[REQUIRED WORK] Go through the data below and copy it exactly, skipping every picture.

*** DATASET ***

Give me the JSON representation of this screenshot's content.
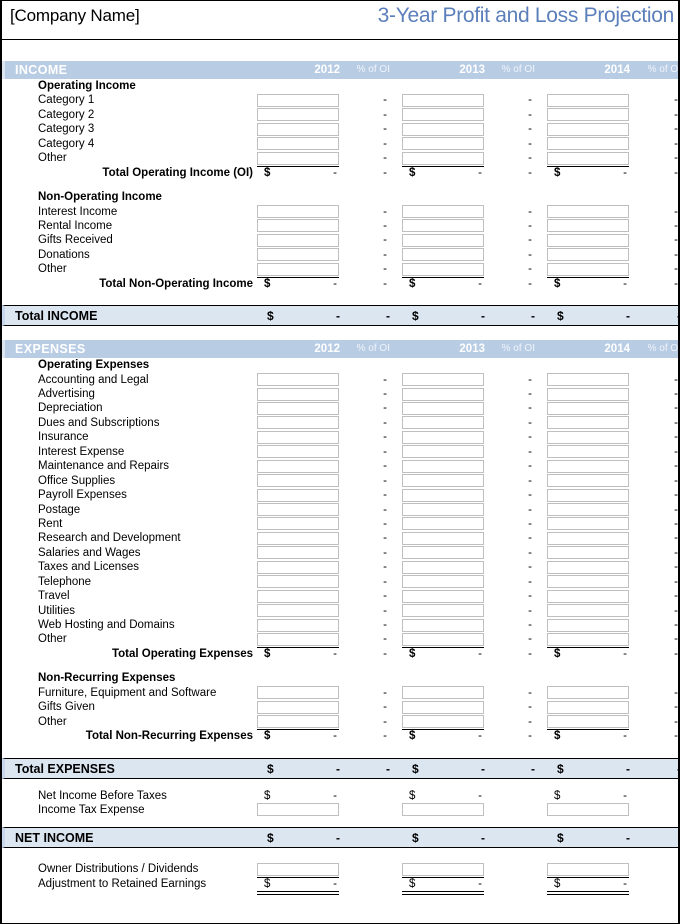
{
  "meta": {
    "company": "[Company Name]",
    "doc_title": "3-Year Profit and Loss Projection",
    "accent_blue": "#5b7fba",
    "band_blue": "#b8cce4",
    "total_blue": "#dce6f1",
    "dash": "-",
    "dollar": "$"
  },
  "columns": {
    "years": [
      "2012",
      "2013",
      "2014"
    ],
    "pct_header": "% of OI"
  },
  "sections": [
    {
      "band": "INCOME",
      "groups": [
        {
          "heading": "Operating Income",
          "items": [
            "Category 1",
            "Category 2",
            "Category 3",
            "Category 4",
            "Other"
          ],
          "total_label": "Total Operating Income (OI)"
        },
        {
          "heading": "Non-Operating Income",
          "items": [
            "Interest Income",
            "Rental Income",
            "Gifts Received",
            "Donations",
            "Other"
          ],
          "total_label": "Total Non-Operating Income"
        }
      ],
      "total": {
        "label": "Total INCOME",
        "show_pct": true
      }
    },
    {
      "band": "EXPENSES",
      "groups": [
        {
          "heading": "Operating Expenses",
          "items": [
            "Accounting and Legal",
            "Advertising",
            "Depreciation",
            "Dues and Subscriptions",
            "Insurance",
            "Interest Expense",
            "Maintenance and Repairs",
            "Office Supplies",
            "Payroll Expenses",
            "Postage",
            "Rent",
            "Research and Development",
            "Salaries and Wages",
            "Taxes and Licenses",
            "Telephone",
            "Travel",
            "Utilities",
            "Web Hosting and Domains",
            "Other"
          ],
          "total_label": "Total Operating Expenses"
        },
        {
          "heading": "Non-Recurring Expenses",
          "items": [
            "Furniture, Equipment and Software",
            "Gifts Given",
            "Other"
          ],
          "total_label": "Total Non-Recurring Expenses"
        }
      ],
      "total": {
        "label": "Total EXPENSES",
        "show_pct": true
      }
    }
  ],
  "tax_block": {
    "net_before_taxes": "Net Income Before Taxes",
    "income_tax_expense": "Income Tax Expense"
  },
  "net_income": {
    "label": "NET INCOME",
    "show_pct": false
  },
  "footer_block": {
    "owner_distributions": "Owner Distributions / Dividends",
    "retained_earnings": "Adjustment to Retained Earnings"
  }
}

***

[WRITTEN REPLY]
Give me the JSON representation of this screenshot's content.
{
  "meta": {
    "company": "[Company Name]",
    "doc_title": "3-Year Profit and Loss Projection",
    "accent_blue": "#5b7fba",
    "band_blue": "#b8cce4",
    "total_blue": "#dce6f1",
    "dash": "-",
    "dollar": "$"
  },
  "columns": {
    "years": [
      "2012",
      "2013",
      "2014"
    ],
    "pct_header": "% of OI"
  },
  "sections": [
    {
      "band": "INCOME",
      "groups": [
        {
          "heading": "Operating Income",
          "items": [
            "Category 1",
            "Category 2",
            "Category 3",
            "Category 4",
            "Other"
          ],
          "total_label": "Total Operating Income (OI)"
        },
        {
          "heading": "Non-Operating Income",
          "items": [
            "Interest Income",
            "Rental Income",
            "Gifts Received",
            "Donations",
            "Other"
          ],
          "total_label": "Total Non-Operating Income"
        }
      ],
      "total": {
        "label": "Total INCOME",
        "show_pct": true
      }
    },
    {
      "band": "EXPENSES",
      "groups": [
        {
          "heading": "Operating Expenses",
          "items": [
            "Accounting and Legal",
            "Advertising",
            "Depreciation",
            "Dues and Subscriptions",
            "Insurance",
            "Interest Expense",
            "Maintenance and Repairs",
            "Office Supplies",
            "Payroll Expenses",
            "Postage",
            "Rent",
            "Research and Development",
            "Salaries and Wages",
            "Taxes and Licenses",
            "Telephone",
            "Travel",
            "Utilities",
            "Web Hosting and Domains",
            "Other"
          ],
          "total_label": "Total Operating Expenses"
        },
        {
          "heading": "Non-Recurring Expenses",
          "items": [
            "Furniture, Equipment and Software",
            "Gifts Given",
            "Other"
          ],
          "total_label": "Total Non-Recurring Expenses"
        }
      ],
      "total": {
        "label": "Total EXPENSES",
        "show_pct": true
      }
    }
  ],
  "tax_block": {
    "net_before_taxes": "Net Income Before Taxes",
    "income_tax_expense": "Income Tax Expense"
  },
  "net_income": {
    "label": "NET INCOME",
    "show_pct": false
  },
  "footer_block": {
    "owner_distributions": "Owner Distributions / Dividends",
    "retained_earnings": "Adjustment to Retained Earnings"
  }
}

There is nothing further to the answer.